The delay in the system depends on what one bids, but also on what others bid – in other words, for a given user, delay is contingent upon the population of people who bid higher than him or her.
The decentralized Bitcoin system can generate revenue without excluding any transactions. A monopoly system, in contrast, will process transactions without delay but sets a minimal fee, which may exclude some potential users.
In the Bitcoin system, if there is no congestion and no delay, meaningful transaction fees will disappear, leading to collapse of the system in the long run. Users will pay negligent transaction fees without substantial congestion, which will result in loss of revenue to fund the network of computers that implement digital currency transactions.
Moallemi thus demonstrated that while the Bitcoin system eliminates dead-weight loss from monopoly, delays form an essential feature that generate revenue. The significant congestion allows the system’s blockchain technology to raise the necessary revenue to fund its computer infrastructure. Additionally, the processing of large but infrequent blocks of transactions in the current system design makes it less efficient at raising revenue.
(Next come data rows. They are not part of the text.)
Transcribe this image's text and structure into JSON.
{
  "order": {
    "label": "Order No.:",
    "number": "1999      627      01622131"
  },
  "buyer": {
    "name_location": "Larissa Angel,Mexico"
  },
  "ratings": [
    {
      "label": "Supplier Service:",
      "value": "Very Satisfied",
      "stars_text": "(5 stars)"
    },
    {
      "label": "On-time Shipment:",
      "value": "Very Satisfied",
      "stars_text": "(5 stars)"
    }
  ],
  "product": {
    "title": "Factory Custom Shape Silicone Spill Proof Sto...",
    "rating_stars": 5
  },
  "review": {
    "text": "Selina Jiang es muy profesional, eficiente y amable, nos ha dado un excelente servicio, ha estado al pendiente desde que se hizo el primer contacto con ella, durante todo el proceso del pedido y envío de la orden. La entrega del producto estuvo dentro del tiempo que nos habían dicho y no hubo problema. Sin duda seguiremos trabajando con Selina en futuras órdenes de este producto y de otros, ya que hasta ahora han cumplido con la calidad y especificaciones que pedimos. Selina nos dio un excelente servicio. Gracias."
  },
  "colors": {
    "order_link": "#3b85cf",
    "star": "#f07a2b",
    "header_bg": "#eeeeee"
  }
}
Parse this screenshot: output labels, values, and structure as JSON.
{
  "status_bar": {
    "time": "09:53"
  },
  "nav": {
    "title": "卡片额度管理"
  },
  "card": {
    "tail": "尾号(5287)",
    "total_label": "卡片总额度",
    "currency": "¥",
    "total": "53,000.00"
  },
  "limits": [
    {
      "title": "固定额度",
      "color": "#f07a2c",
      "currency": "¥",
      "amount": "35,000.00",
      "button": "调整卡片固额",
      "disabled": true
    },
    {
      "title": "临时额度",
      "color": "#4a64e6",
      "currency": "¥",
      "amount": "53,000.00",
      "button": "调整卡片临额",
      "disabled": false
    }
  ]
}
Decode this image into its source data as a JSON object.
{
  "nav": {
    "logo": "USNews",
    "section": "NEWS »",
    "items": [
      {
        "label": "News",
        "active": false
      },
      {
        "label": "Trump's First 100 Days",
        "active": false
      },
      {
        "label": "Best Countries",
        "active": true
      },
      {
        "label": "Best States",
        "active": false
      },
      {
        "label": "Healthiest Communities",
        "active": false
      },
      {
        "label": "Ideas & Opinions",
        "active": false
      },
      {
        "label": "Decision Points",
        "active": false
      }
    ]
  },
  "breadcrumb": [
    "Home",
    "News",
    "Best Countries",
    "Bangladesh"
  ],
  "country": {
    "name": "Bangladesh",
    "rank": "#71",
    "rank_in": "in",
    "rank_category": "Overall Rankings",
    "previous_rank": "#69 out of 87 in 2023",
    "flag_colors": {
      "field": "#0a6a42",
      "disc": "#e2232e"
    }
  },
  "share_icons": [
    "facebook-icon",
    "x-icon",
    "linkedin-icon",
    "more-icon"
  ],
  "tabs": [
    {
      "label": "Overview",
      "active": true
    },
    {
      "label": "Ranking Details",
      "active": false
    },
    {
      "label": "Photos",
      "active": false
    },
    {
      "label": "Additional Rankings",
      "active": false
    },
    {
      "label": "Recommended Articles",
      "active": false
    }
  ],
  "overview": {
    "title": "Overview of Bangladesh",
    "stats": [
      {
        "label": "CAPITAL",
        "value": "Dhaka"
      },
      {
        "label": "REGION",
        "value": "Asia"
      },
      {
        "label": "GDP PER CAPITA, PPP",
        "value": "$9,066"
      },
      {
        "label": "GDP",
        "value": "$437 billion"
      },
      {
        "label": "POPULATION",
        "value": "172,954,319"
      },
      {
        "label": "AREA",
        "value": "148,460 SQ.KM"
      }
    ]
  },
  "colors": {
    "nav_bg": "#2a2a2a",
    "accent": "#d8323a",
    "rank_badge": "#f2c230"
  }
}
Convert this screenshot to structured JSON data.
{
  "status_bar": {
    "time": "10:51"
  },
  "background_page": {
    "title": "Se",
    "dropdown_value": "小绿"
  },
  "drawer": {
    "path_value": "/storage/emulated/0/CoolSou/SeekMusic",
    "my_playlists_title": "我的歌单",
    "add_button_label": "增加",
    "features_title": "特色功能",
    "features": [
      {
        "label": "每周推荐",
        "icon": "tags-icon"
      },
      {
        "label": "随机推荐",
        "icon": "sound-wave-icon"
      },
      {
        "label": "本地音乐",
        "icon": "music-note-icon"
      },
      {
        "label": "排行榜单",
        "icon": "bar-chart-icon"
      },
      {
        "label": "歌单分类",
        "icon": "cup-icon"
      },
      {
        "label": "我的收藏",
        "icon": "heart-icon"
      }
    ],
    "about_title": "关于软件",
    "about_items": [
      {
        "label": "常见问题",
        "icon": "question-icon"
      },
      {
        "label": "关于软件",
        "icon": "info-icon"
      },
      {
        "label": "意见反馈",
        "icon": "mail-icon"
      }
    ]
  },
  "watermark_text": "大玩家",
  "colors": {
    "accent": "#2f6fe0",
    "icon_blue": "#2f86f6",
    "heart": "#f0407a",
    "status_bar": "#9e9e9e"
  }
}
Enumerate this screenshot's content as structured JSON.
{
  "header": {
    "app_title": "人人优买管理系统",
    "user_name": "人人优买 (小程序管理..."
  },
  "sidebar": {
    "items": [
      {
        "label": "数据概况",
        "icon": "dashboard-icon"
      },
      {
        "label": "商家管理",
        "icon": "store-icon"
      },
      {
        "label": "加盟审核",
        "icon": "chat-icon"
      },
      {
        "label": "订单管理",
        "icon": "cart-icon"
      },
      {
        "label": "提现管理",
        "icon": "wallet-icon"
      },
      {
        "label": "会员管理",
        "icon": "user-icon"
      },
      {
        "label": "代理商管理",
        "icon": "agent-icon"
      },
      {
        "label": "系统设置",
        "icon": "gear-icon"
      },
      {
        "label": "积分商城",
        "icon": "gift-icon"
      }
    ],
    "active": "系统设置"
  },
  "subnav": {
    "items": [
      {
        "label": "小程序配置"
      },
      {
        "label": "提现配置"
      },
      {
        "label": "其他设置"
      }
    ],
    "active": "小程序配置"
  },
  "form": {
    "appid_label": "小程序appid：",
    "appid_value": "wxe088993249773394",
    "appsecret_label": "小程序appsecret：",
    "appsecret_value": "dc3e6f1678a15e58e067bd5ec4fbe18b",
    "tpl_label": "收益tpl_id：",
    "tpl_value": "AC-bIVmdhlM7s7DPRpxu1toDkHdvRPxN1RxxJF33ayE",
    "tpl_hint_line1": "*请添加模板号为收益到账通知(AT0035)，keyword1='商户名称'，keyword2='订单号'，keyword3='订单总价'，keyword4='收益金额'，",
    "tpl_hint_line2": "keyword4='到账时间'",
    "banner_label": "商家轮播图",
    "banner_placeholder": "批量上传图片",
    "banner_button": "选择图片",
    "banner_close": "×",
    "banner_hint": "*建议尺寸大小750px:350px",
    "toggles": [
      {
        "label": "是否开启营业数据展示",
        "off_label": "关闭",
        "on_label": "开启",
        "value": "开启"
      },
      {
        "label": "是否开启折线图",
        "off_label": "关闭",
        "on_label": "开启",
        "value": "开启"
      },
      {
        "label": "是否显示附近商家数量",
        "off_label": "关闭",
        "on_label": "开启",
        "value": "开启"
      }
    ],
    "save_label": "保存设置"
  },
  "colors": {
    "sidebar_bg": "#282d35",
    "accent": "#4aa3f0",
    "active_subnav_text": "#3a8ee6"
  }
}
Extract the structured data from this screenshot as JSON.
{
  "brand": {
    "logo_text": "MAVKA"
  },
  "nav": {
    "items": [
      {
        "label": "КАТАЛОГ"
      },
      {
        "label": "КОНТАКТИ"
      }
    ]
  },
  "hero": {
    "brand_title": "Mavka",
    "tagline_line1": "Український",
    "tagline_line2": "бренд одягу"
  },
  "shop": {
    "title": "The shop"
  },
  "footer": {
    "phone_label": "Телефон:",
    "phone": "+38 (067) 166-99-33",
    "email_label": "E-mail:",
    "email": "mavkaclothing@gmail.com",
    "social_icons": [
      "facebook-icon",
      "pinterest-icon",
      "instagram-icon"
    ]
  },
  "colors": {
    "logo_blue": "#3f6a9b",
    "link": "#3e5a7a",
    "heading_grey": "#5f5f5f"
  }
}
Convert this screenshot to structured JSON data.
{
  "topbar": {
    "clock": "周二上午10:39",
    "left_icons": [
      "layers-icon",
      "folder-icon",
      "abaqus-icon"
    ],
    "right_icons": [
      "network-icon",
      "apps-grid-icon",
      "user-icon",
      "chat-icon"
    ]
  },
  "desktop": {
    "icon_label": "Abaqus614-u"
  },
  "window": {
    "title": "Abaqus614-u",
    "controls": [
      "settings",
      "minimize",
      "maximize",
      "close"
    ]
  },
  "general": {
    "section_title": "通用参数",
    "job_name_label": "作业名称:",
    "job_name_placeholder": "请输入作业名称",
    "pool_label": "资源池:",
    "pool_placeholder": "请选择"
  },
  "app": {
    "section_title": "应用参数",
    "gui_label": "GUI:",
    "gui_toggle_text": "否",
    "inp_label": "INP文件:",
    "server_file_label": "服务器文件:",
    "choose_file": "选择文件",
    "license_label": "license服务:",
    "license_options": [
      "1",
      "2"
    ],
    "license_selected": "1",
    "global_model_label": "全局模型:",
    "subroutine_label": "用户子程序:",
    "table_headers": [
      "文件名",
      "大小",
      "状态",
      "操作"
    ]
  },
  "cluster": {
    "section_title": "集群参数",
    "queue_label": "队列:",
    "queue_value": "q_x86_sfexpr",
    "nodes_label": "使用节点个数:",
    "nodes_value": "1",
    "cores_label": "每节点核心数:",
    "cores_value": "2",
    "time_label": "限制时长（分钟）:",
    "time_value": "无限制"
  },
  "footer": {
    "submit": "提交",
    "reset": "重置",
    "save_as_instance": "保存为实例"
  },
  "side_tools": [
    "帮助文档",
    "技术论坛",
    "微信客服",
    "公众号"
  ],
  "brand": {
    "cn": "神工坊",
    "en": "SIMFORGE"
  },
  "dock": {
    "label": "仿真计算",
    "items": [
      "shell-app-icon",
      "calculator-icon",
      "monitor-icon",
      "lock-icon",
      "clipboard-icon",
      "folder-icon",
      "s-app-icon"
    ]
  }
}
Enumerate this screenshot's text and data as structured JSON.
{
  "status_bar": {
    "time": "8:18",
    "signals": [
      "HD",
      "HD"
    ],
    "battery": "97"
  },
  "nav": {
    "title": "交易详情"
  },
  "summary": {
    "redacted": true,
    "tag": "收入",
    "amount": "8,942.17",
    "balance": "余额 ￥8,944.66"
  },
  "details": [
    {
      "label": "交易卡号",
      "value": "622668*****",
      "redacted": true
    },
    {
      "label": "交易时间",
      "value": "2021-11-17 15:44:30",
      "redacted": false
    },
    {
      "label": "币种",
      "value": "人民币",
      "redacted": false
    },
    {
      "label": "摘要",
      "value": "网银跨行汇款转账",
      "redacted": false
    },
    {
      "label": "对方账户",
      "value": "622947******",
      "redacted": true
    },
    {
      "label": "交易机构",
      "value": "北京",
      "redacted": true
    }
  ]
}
Moallemi and his colleagues propose several alternatives to ensure stability and profitability, such as, creation of smaller but more frequent transaction block sizes, and dynamic adjustment of network throughput to maintain a target congestion level.